Nationwide foreclosure filings jumped 36 percent from July to August, data provider RealtyTrac reported today, led by sharp increases in Sunbelt states where inflated home prices rather than economic problems like job losses are thought to be the driving factor.
“The jump in foreclosure filings this month might be the beginning of the next wave of increased foreclosure activity, as a large number of subprime adjustable-rate loans are beginning to reset now,” James Saccacio, chief executive officer of RealtyTrac, said in a statement accompanying the release of the report.
Foreclosure filings climbed in 45 states from July to August, with Arkansas, Kansas, Massachusetts, Mississippi and New Mexico the only exceptions.
Looking back one year, foreclosure filings were up 115 percent, to 243,947, RealtyTrac reported, with only three states — Illinois, Nebraska and Oklahoma — recording a decline from August 2006 levels.
California and Florida climbed RealtyTrac’s list of states with the highest rate of foreclosures in August, with Nevada keeping its hold on the top position.
Nevada recorded one foreclosure filling for every 165 homes — more than three times the national average — as foreclosure filings increased 21 percent from July to August, to 6,197.
California had the second-highest rate of foreclosures nationwide, one for every 224 households, thanks to a 48 percent increase in monthly foreclosure filings to 57,875.
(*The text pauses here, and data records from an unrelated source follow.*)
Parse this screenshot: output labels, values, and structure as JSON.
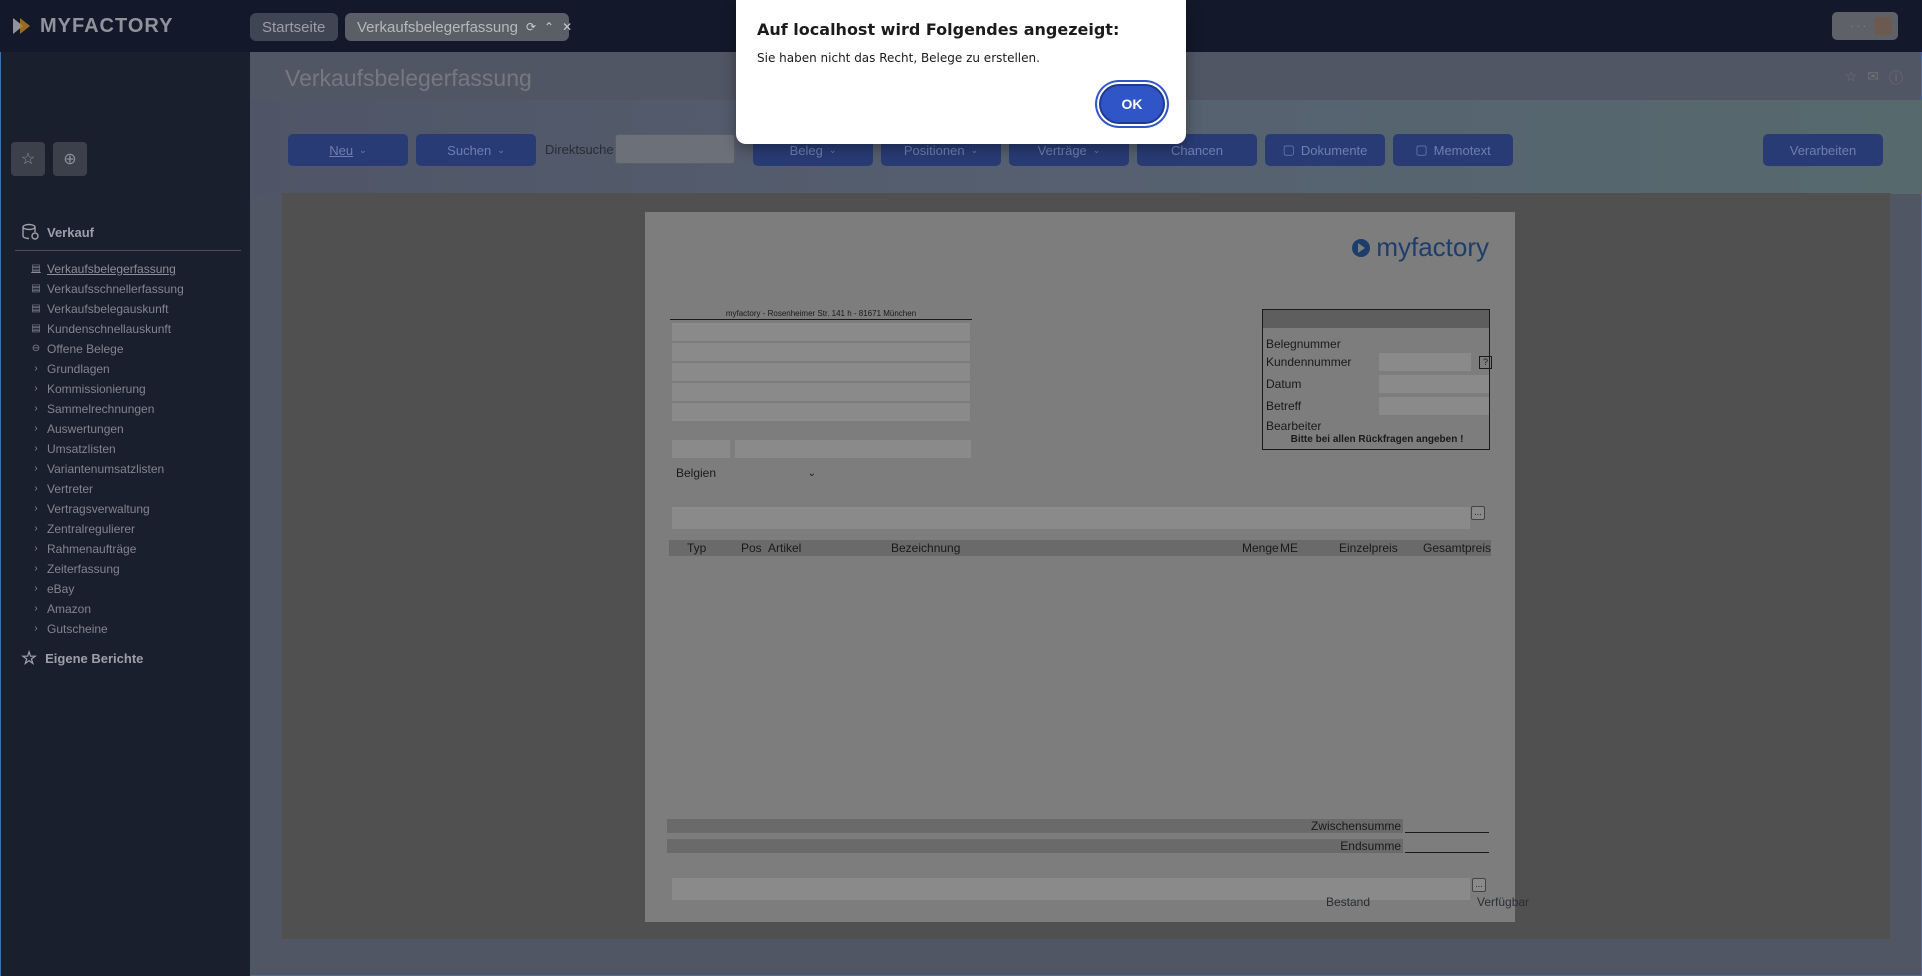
{
  "app": {
    "logo_text": "MYFACTORY",
    "tabs": [
      {
        "label": "Startseite"
      },
      {
        "label": "Verkaufsbelegerfassung"
      }
    ],
    "user_dots": "· · ·"
  },
  "sidebar": {
    "section_verkauf": "Verkauf",
    "items": [
      {
        "label": "Verkaufsbelegerfassung",
        "icon": "table-icon"
      },
      {
        "label": "Verkaufsschnellerfassung",
        "icon": "table-icon"
      },
      {
        "label": "Verkaufsbelegauskunft",
        "icon": "table-icon"
      },
      {
        "label": "Kundenschnellauskunft",
        "icon": "table-icon"
      },
      {
        "label": "Offene Belege",
        "icon": "lock-icon"
      },
      {
        "label": "Grundlagen",
        "icon": "chevron-right-icon"
      },
      {
        "label": "Kommissionierung",
        "icon": "chevron-right-icon"
      },
      {
        "label": "Sammelrechnungen",
        "icon": "chevron-right-icon"
      },
      {
        "label": "Auswertungen",
        "icon": "chevron-right-icon"
      },
      {
        "label": "Umsatzlisten",
        "icon": "chevron-right-icon"
      },
      {
        "label": "Variantenumsatzlisten",
        "icon": "chevron-right-icon"
      },
      {
        "label": "Vertreter",
        "icon": "chevron-right-icon"
      },
      {
        "label": "Vertragsverwaltung",
        "icon": "chevron-right-icon"
      },
      {
        "label": "Zentralregulierer",
        "icon": "chevron-right-icon"
      },
      {
        "label": "Rahmenaufträge",
        "icon": "chevron-right-icon"
      },
      {
        "label": "Zeiterfassung",
        "icon": "chevron-right-icon"
      },
      {
        "label": "eBay",
        "icon": "chevron-right-icon"
      },
      {
        "label": "Amazon",
        "icon": "chevron-right-icon"
      },
      {
        "label": "Gutscheine",
        "icon": "chevron-right-icon"
      }
    ],
    "section_eigene": "Eigene Berichte"
  },
  "main": {
    "title": "Verkaufsbelegerfassung",
    "toolbar": {
      "neu": "Neu",
      "suchen": "Suchen",
      "direktsuche_label": "Direktsuche:",
      "beleg": "Beleg",
      "positionen": "Positionen",
      "vertraege": "Verträge",
      "chancen": "Chancen",
      "dokumente": "Dokumente",
      "memotext": "Memotext",
      "verarbeiten": "Verarbeiten"
    },
    "document": {
      "logo": "myfactory",
      "sender": "myfactory - Rosenheimer Str. 141 h - 81671 München",
      "country": "Belgien",
      "info": {
        "belegnummer": "Belegnummer",
        "kundennummer": "Kundennummer",
        "datum": "Datum",
        "betreff": "Betreff",
        "bearbeiter": "Bearbeiter",
        "note": "Bitte bei allen Rückfragen angeben !"
      },
      "columns": {
        "typ": "Typ",
        "pos": "Pos",
        "artikel": "Artikel",
        "bezeichnung": "Bezeichnung",
        "menge": "Menge",
        "me": "ME",
        "einzelpreis": "Einzelpreis",
        "gesamtpreis": "Gesamtpreis"
      },
      "zwischensumme": "Zwischensumme",
      "endsumme": "Endsumme",
      "dots": "..."
    },
    "footer": {
      "bestand": "Bestand",
      "verfuegbar": "Verfügbar"
    }
  },
  "dialog": {
    "title": "Auf localhost wird Folgendes angezeigt:",
    "message": "Sie haben nicht das Recht, Belege zu erstellen.",
    "ok": "OK"
  }
}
Florida saw foreclosure filings jump 77 percent, to 33,932, for a rate of one per 243 households, the third highest in the nation.
Another Sunbelt state, Arizona, saw a 50 percent increase in foreclosure filings, giving the state the seventh-highest foreclosure filing rate — one for every 289 households, RealtyTrac reported.
RealtyTrac’s monthly reports track filings that are submitted as properties move through three phases of foreclosure. The filings may be generated as properties go into default, are put up for auction, or become “real estate-owned” properties for sale by lenders.
The company’s reports have come under fire in the past, with some saying RealtyTrac’s numbers overstate foreclosure rates by counting some properties more than once as they move through the foreclosure process. To address the issue, RealtyTrac now provides numbers by unique household four times a year (see Inman News story). But the overall trends suggested by the company’s latest monthly report are consistent with second-quarter foreclosure statistics recently released by the Mortgage Bankers Association.
The MBA said four Sunbelt states — California, Florida, Nevada and Arizona — drove the rate of mortgage loans entering foreclosure nationwide to a new record high. The MBA reported that during the second quarter, loans entered the foreclosure process at a record rate of 0.65 percent, compared with 0.58 percent during the previous quarter and 0.43 percent during the second quarter of 2006.
“Were it not for the increases in foreclosure starts in those four states, we would have seen a nationwide drop in the rate of foreclosure filings,” said MBA Chief Economist Doug Duncan when the statistics were released Sept. 6.
Foreclosure in states like Michigan, Ohio and Indiana are driven primarily by economic issues like unemployment, Duncan said. But during the boom, investors and speculators were particularly active in California, Florida, Nevada and Arizona, the MBA said.
One in three purchase loans 90 days past due or in foreclosure in Nevada during the second quarter was on investment properties or second homes, the MBA estimated, with similar numbers in Florida (one in four) and California (one in five). Nationwide, only 13 percent of past-due or foreclosed loans were on investment properties or second homes.
Although RealtyTrac also placed Michigan, Ohio and Indiana among the top 10 states with the highest rate of foreclosure, the Rustbelt states experienced less severe growth in foreclosure filings from July to August than the Sunbelt states. Foreclosure filings in Ohio were up 33.6 percent from the previous month, to 17,793; 11.3 percent in Michigan, to 15,565; and 11.9 percent in Indiana, to 5,008.
In terms of raw numbers, the Rustbelt states racked up 38,336 foreclosure filings in August, accounting for only 15.7 percent of the 243,947 foreclosure filings tallied by RealtyTrac nationwide. California, Florida, Nevada and Arizona, by comparison, saw 106,819 filings, or 43.8 percent of the total.
The Sunbelt was also home to eight of the 10 cities with the highest foreclosure rates, with six cities in California making the list.
Modesto, Calif., ranked first in the nation with one filing per 79 households, followed by Stockton (second), Merced (third), Vallejo-Fairfield (fifth), Riverside-San Bernardino (sixth) and Sacramento (seventh). Other cities on the top 10 metro list were Detroit (fourth, with one filing for every 87 households), Fort Lauderdale, Fla. (eighth), Las Vegas (ninth) and Cleveland, Ohio (10th).